“I do not agree that the UK is still a two-party state”
Thanks Pater. Good comments. The issue in my view is not the fact of having third, fourth and fifth parties but that it is difficult for them to get significant electoral traction in the first-past-the-post system unless they are geographically concentrated (SNP, Plaid, DUP, etc). At the moment, as you suggest, there is no third party that has the necessary combination of capabilities to challenge the two main parties on a national basis and succeed in the first-past-the-post system. We can but hope that that will change..
Gordon Lishman says
I’m not convinced that the LibDems are listening, but you are quite right. You mention the Canadian Liberal Party which is an example the Party is interested in following but I’m not sure it has grasped the key differences – it has the advantage of being a traditional governing party in a system which has been Liberals versus others. More widely, it seems to me that Boris Johnson is positioning himself as the leader of an insurgent party rather than as a Conservative Party Leader which would be a major threat if Brexit fails.
‘It must be able to communicate effectively, concisely and theatrically to capture people’s emotions rather than trying to engage them in complex policy discussion.’
Not sure I can condone this entirely, the terms of comunication are good but emotional decision making can lead to fanaticism, would it not be better to simplify and speak without jargon. We want an intelligent, informed electorate not an angry (or pick another emotion) mob.
Joe Zammit-Lucia says
Thank you Ryan.
I’m not sure why ‘emotion’ is so often associated with anger and mob rule. Hope, love, empathy, pride, these are also emotions.
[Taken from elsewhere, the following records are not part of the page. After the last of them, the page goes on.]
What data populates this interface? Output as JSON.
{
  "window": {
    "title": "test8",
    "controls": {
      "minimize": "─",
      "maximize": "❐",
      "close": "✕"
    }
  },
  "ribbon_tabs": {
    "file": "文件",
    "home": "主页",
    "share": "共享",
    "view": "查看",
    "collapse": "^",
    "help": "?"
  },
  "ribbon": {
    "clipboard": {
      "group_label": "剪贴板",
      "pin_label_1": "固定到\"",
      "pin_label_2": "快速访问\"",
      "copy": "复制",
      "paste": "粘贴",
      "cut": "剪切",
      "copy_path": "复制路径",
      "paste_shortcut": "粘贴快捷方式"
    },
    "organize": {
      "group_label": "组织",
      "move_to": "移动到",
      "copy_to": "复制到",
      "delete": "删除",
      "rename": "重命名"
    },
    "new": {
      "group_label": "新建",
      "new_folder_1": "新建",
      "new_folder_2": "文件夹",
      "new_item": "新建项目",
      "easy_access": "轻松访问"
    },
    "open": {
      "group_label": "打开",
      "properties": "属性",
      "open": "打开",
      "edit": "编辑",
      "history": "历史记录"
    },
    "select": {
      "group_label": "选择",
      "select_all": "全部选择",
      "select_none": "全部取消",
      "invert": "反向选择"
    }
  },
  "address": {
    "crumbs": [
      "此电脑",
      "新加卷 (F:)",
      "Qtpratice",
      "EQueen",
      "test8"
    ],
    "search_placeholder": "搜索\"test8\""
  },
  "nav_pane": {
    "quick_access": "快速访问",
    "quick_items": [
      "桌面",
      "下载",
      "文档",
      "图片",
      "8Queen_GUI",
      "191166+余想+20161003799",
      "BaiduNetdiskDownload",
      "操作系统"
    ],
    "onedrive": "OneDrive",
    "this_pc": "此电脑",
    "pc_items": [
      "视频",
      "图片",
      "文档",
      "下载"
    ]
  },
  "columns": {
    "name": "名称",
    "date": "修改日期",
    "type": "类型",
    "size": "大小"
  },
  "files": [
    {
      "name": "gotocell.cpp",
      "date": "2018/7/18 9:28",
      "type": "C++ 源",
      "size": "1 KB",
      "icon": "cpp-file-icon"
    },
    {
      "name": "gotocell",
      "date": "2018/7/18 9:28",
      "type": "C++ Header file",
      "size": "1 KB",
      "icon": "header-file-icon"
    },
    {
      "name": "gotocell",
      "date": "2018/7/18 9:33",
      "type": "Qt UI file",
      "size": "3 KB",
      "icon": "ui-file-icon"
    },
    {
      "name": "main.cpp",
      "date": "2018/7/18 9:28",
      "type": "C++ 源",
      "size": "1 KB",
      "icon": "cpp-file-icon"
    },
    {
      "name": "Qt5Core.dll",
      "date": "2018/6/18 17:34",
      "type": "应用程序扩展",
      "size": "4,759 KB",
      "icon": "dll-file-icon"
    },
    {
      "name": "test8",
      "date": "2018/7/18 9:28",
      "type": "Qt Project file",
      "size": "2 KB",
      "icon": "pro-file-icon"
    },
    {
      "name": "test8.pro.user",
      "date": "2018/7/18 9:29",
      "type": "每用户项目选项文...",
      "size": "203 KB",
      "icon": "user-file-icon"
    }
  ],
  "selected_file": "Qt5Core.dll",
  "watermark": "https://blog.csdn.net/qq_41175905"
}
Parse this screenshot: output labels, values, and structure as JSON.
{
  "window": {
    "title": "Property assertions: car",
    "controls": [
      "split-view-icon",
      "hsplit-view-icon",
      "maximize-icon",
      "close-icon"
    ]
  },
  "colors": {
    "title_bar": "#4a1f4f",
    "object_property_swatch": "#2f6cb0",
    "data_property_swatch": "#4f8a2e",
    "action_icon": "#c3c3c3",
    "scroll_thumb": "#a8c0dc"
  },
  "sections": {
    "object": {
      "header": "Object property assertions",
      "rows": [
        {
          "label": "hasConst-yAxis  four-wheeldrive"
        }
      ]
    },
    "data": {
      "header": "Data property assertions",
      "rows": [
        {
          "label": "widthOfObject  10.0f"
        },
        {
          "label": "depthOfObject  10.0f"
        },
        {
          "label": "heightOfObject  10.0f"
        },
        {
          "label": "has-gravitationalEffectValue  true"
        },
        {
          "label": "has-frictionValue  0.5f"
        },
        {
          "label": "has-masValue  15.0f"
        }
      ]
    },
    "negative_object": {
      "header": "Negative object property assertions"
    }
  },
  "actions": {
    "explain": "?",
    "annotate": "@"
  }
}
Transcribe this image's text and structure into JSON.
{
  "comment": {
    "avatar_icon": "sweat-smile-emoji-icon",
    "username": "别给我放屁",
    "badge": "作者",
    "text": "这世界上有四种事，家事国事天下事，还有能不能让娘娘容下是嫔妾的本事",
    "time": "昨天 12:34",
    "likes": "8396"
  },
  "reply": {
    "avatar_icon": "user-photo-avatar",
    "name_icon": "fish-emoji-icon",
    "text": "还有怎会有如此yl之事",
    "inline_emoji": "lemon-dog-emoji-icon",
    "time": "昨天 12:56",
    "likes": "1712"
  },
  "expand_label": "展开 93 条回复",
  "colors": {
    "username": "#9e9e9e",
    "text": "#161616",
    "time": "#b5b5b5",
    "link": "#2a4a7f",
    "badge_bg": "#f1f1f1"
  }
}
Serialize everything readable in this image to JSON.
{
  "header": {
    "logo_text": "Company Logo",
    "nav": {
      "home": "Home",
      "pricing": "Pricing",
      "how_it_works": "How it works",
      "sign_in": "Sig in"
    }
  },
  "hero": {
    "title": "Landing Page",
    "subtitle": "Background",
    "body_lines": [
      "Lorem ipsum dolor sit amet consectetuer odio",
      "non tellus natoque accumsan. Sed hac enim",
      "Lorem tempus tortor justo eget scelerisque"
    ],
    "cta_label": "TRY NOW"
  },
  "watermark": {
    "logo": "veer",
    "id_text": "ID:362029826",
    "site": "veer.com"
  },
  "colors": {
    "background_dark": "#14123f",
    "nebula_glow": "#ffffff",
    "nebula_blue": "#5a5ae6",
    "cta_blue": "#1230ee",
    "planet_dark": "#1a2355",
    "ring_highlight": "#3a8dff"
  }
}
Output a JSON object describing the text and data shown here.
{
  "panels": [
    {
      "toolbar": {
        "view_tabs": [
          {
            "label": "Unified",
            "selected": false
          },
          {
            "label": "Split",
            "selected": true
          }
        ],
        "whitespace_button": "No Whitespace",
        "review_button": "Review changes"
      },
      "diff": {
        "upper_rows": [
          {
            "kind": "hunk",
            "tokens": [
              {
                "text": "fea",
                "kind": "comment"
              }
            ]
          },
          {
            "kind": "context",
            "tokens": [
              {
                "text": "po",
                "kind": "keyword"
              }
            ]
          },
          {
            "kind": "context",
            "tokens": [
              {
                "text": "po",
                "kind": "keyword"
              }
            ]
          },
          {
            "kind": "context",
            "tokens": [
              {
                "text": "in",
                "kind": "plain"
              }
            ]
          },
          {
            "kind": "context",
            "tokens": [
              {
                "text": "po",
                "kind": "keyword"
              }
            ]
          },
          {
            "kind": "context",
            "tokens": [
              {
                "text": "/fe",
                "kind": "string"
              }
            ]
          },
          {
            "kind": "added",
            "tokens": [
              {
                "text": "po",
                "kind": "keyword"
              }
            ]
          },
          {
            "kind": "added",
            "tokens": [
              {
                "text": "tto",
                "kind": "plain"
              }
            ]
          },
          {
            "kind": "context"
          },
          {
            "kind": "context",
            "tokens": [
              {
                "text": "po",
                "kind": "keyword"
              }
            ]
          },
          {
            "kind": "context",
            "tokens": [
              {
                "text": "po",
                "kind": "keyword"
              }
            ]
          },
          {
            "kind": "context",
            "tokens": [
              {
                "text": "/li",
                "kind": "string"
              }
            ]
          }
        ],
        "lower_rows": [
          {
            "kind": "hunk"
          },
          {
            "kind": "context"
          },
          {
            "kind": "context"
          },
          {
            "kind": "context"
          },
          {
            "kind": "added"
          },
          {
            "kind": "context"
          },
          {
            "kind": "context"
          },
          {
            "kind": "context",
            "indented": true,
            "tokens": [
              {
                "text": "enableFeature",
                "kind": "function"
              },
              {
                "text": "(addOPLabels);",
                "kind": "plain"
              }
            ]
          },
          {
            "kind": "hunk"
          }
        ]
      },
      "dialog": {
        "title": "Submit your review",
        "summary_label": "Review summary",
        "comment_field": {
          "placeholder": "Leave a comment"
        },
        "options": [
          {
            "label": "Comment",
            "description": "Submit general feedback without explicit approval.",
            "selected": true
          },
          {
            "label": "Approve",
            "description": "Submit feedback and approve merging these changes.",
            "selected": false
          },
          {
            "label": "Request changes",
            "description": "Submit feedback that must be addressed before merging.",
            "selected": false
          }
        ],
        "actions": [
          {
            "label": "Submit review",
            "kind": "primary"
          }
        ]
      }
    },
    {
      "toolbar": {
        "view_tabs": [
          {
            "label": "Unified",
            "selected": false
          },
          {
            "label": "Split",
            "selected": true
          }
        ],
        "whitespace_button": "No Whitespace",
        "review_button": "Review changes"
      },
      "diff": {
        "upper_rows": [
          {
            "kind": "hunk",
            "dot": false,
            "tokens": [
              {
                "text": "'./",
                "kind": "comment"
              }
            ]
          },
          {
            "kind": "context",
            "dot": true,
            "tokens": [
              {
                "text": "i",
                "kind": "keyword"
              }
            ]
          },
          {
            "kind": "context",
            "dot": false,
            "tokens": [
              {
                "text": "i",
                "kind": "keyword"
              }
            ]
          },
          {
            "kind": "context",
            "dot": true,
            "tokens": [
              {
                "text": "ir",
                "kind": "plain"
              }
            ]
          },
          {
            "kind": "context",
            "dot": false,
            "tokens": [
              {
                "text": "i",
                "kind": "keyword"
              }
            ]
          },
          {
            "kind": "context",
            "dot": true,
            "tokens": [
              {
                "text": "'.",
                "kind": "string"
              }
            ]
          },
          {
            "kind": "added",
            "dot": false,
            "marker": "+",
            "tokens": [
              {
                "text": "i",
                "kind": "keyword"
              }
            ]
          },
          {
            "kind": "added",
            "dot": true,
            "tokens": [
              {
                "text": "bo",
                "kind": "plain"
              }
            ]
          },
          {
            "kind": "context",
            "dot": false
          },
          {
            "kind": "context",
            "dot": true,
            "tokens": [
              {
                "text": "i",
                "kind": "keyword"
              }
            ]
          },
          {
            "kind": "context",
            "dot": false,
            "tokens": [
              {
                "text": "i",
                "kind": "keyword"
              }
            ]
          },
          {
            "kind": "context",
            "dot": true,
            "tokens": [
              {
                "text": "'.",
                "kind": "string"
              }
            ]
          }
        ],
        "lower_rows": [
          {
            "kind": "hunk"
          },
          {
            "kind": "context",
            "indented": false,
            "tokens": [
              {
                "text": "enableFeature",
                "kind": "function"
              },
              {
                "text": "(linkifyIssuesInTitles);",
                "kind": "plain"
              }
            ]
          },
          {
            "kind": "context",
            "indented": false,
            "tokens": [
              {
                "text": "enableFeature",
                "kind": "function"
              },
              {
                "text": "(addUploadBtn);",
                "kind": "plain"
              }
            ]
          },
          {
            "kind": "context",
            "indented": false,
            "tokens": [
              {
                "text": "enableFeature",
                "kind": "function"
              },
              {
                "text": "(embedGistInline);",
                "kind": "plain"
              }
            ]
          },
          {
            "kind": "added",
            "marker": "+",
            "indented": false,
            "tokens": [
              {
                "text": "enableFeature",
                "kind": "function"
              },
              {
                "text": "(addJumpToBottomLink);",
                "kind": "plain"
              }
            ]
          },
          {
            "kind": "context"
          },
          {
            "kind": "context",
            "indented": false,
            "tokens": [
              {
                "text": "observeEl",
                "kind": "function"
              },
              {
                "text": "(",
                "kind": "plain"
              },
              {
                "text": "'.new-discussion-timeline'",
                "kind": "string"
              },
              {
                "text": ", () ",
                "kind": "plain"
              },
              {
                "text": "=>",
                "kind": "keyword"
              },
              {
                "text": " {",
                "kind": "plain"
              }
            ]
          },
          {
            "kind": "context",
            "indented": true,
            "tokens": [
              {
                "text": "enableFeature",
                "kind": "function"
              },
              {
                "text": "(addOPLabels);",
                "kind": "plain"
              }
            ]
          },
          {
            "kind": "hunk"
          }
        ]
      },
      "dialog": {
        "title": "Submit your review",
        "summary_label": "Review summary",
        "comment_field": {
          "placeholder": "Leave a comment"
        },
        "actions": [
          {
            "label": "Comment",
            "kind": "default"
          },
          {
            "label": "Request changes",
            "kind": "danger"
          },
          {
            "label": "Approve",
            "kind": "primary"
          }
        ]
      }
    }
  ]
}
Politics deals with human beings and we are fundamentally emotional creatures with a rational overlay. People vote according to how they feel about a candidate or a party.
We explore all this in detail in our book “The Death of Liberal Democracy?”
David Porter says
To be successful, should the party also have a plan to address voters’ expectations – in the context of government, one day, not being able to run a big overdraft?
Joe Zammit-Lucia says
Yes. Not having a ballooning deficit is, no doubt, an aim. It is quite challenging to achieve it in practice when everyone is clamouring for more money for the NHS, defense, education, social care and everything else.
Lorenzo Cherin says
I think this is an article in which Joe writes in a way that is credible precisely because he is in the so called centre ground, the radical centre. He is right, but the party he and I belong to is suffering from not being happy to be that, and not having a leadership ready to take up the challenge either. Sir Vince is excellent but is not new or exciting. Jo Swinson is able yet is not new and is too interested in the political correct Trudeau agenda which is increasingly loathed in Canada and is anything but liberal or Liberal when with mandates dictating to lecturers what they must say. To win, the Liberal Democrats need to represent those who do not like the nonsense of the extremes, that means bleeding heart liberalism is as non starter as laissez fairism…